American Street is a lot to unpack. There were so many topics tackled in this book, it felt like a lot to wrap my head around, but if any book could juggle it, this one did it well enough where I wasn't extremely overwhelmed.
Fabiola, the main character, is forced to deal with a ton of self discovery and issues when her mother is detained by immigration. She's forced to live with her relatives who while she knows them, there are many cultural differences between them. While Fabiola was born in the US, she was raised in Haiti. All her cousins are American raised, and living in a small urban area in Detroit, a lot of culture clashed between them( btw there was alot of background inclusion, Black Muslim characters, queer Black characters, traditional Vodou within the text without being demonized).
I really felt for Fabiola. She spent a lot of the book knowing how she would help her mother become a citizen when approached by law enforcement to rat out a drug dealer. The conflict that came with finding out who the "real" dealer was, was so heart breaking and I wasn't sure she'd ever reunite with her mother.
What I liked about this story was how Haitian people meshed with African-American folk and how Blackness wasn't a monolith. A lot of people are confused by Haiti, and as an fellow Afro-Latinx person, I dont feel like there are enough contemporary books with Haitian main characters about young people, especially living in the US.
Immigration is often told from a brown perspective, often Central/South America folk who don't identify as black. This story reminds us that immigration doesn't have a specific face, the journey to a better life is a race-less desire.

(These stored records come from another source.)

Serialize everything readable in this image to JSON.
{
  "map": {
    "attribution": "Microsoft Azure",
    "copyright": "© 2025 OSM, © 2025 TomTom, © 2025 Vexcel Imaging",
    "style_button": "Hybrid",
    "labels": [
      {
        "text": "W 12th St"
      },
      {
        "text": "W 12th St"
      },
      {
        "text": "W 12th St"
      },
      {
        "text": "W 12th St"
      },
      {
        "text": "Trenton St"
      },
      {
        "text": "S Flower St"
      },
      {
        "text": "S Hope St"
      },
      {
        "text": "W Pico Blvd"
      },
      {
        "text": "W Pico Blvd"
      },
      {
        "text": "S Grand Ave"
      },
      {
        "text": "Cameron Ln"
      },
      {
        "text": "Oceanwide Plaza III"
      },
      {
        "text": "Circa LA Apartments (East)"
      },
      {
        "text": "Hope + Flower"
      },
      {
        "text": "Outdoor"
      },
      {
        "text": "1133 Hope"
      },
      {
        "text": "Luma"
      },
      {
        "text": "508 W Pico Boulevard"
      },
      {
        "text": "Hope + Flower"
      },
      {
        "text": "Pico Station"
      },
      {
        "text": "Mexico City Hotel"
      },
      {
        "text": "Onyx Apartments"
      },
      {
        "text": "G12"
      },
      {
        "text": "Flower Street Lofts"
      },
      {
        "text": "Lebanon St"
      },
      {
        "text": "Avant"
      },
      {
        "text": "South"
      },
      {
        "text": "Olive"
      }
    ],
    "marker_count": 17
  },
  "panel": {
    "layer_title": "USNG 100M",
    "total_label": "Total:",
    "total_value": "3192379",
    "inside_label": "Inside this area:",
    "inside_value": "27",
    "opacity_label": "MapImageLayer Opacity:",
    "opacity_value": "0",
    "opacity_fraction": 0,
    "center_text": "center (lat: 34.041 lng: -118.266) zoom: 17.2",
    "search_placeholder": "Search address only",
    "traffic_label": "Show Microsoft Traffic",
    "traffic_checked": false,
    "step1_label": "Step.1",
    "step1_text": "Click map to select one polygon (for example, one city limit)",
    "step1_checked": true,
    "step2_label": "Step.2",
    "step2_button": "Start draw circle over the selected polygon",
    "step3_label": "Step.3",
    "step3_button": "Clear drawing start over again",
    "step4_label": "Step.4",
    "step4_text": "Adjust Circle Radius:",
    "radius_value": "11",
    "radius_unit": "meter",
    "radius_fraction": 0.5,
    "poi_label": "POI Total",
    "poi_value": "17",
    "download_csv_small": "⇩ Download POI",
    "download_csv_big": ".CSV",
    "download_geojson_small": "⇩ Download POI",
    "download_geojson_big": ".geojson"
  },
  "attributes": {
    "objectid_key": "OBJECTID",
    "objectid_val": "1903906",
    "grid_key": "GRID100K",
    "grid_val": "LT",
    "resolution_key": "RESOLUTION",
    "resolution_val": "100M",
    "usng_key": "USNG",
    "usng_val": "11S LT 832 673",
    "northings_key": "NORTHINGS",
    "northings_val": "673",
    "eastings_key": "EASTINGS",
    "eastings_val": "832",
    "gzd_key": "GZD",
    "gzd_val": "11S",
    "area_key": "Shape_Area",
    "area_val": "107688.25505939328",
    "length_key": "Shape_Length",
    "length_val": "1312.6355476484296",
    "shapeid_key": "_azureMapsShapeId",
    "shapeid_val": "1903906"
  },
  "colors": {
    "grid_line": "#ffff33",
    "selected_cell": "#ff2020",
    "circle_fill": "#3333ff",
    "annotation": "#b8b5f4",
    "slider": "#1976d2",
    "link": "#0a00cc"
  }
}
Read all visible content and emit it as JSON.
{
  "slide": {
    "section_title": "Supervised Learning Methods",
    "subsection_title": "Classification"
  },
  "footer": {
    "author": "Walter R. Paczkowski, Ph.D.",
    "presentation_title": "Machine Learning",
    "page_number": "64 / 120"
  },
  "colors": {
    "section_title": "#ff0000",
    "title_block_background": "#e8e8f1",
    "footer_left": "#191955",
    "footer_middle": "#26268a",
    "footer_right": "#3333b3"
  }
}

For lack of better way to describe Fabiola, her foreign-ness brought that out more ways than if she had been socialized and raised in the US. It shared AAVE with the world that I'm almost not comfortable the world seeing, as a Black-Latinx, I'm often judged for using it, but the world loves it as long as Black folk aren't the face of it. While it's culturally specific, it opens a door a lot of non-Black people refuse to go through or learn about.
Fabiola experienced love, friendship, betrayal, fear, and sacrifice, and all that was in addition to the problems she had to face figuring out how she'd find a way to help her mother. I'm trying to be as spoiler free as possible, but I almost gave it a four because something really tragic happened and I couldn't help feeling resentful since it's so rarely celebrated in mainstream ya where black young couples(especially inter-cultural ones) are a focal point. And that slap in the face, especially since it ended in tragedy had me in my feelings. It was like Fabiola couldn't have anyone without losing them, whether temporary or permanently.
It requires a trigger warning to be honest. With so many black kids dying in the media, I wish there'd just been something that prepared me for it, because now I'm too sad to type XD
It's mostly told from Fabiola's POV, but there are occasions where the POV delves into other minor characters, made more obvious since I was listening to the audiobook. I think there are great things about this book, and while the things I didn't connect to were minor, I look forward to more Afro-Latinx representation in YA because there's so few of it, especially dark skinned heroines.
- V. Clarke